Diagnosis Code Z90.411
Information for Medical Professionals
The following edits are applicable to this code:
Unacceptable principal diagnosis Unacceptable principal diagnosis
There are selected codes that describe a circumstance which influences an individual’s health status but not a current illness or injury, or codes that are not specific manifestations but may be due to an underlying cause. These codes are considered unacceptable as a principal diagnosis.
Convert to ICD-9 General Equivalence Map
The ICD-10 and ICD-9 GEMs are used to facilitate linking between the diagnosis codes in ICD-9-CM and the new ICD-10-CM code set. The GEMs are the raw material from which providers, health information vendors and payers can derive specific applied mappings to meet their needs.
- V88.12 - Acq part absnce pancreas
Present on Admission (POA) Present on Admission

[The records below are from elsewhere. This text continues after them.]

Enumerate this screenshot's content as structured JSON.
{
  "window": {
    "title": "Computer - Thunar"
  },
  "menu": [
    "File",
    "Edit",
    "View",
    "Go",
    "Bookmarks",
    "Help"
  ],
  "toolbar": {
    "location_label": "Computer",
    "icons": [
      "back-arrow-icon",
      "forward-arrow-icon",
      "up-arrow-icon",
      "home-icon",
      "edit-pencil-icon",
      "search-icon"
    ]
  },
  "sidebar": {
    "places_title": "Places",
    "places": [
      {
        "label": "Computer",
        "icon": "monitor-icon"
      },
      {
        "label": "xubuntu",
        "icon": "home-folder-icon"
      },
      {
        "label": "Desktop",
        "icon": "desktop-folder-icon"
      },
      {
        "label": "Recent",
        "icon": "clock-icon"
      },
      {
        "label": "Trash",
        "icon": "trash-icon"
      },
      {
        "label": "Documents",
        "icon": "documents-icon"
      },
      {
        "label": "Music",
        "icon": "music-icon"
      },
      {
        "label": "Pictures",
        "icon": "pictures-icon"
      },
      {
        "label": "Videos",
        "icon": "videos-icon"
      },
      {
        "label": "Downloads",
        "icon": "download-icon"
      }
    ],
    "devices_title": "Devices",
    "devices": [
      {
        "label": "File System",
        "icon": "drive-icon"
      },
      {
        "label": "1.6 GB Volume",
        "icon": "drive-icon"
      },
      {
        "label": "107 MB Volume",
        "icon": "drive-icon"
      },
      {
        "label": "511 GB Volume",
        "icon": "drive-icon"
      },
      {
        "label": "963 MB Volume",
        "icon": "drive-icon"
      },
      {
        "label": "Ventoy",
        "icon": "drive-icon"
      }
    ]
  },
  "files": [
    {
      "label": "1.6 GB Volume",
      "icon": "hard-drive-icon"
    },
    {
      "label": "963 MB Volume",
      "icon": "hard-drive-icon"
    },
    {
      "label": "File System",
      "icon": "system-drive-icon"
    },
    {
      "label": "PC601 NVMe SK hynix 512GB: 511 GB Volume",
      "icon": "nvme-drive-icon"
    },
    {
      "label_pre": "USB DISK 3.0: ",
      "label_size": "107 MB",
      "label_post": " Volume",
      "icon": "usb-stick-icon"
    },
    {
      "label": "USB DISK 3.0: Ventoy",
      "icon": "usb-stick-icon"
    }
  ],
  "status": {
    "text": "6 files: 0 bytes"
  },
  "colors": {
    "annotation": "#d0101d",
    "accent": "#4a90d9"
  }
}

The Present on Admission (POA) indicator is used for diagnosis codes included in claims involving inpatient admissions to general acute care hospitals. POA indicators must be reported to CMS on each claim to facilitate the grouping of diagnoses codes into the proper Diagnostic Related Groups (DRG). CMS publishes a listing of specific diagnosis codes that are exempt from the POA reporting requirement.
The code Z90.411 is exempt from POA reporting.
- History of major abdominal surgery
- History of pancreatectomy
- History of partial pancreatectomy
Information for Patients
The pancreas is a gland behind your stomach and in front of your spine. It produces juices that help break down food and hormones that help control blood sugar levels. Problems with the pancreas can lead to many health problems. These include
- Pancreatitis, or inflammation of the pancreas: This happens when digestive enzymes start digesting the pancreas itself
- Pancreatic cancer
- Cystic fibrosis, a genetic disorder in which thick, sticky mucus can also block tubes in your pancreas
The pancreas also plays a role in diabetes. In type 1 diabetes, the beta cells of the pancreas no longer make insulin because the body's immune system has attacked them. In type 2 diabetes, the pancreas loses the ability to secrete enough insulin in response to meals.
- Acute pancreatitis (Medical Encyclopedia)
- Amylase - blood (Medical Encyclopedia)
- Annular pancreas (Medical Encyclopedia)
- ERCP (Medical Encyclopedia)
- Lipase test (Medical Encyclopedia)
- Pancreatic pseudocyst (Medical Encyclopedia)
- Zollinger-Ellison syndrome (Medical Encyclopedia)